In this case, defendant claims that at the time he signed the consent agreement, he was under duress because plaintiff threatened to withhold the children from him and file restraining orders. The court rejected this claim and we concur. The record reflects that the parties had a combative and argumentative relationship. Defendant was just as likely as plaintiff to resort to filing restraining orders, and later dismissing them, to control the conduct of the other. In the weeks leading up to the signing of the agreement, there were numerous arguments and both parties had filed restraining orders against the other. Given the nature of their relationship, defendant cannot convincingly argue that he was threatened by plaintiff.
Regarding the agreement, we are satisfied that the trial judge fully considered the surrounding facts and assessed the credibility of the witness in reaching his conclusions. The record is clear that defendant was well aware of plaintiff's desire to relocate, that he had the proposed agreement for weeks, and he participated in modifying the language. Furthermore, defendant had ample time to consult an attorney to review this agreement, just as he had with the earlier agreement.
Upon our careful review of the record, we conclude that the trial court's finding that defendant's decision to sign the consent agreement was his own decision and was not made under duress, is amply supported by the record.
Defendant also argues that the consent order constitutes exceptional circumstances necessitating relief under Rule 4:50(f). Defendant argues that if the consent order is not set aside, the result would be "unjust, oppressive, and inequitable."

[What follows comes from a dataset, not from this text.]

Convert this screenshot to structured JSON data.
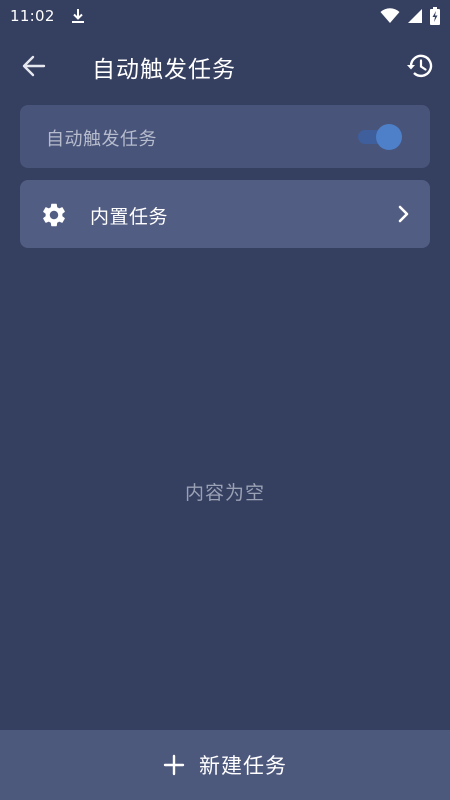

Rule 4:50(f) permits courts to vacate judgments for "any other reason justifying relief from the operation of the judgment or order." The rule affords relief only when "truly exceptional circumstances are present." Hous. Auth. of Morristown v. Little, 135 N.J. 274, 286 (1994) (quoting Baumann v. Marinaro, 95 N.J. 380, 395 (1984)). Rule 4:50(f) "is designed to reconcile the strong interests in finality of judgments and judicial efficiency with the equitable notion that courts should have authority to avoid an unjust result in any given case." US Bank Nat. Ass'n v. Guillaume, 209 N.J. 449, 467 (2012) (citations omitted) (internal quotation marks omitted).
This case presents no such exceptional circumstances. Defendant voluntarily consented to plaintiff's relocation of the children to Florida. As discussed previously, defendant did not face extraordinary pressure from plaintiff such that it provoked him to do what he otherwise would not have done. Similarly, defendant's failure to seek independent representation of counsel did not prevent him from voluntarily signing the consent agreement. The fact that defendant now believes that the terms of the agreement are unfavorable to him does not warrant invalidation of the consent order.
Moreover, a mother's desire to relocate her children after the parents' separation is by no means unusual. Courts routinely permit such long distance relocations of children. Such relocations are not oppressive to the non-custodial parent, as improvements in technology have revolutionized the ability of a parent to communicate with his children over long distances. Baures v. Lewis, supra, 167 N.J. at 105. Plaintiff and defendant in this case negotiated a comprehensive agreement that utilizes technology to provide defendant with numerous opportunities to visit and communicate with his children. As such, the consent order does not appear to be "unjust, oppressive, or inequitable."
For the above mentioned reasons, the trial judge's findings are affirmed.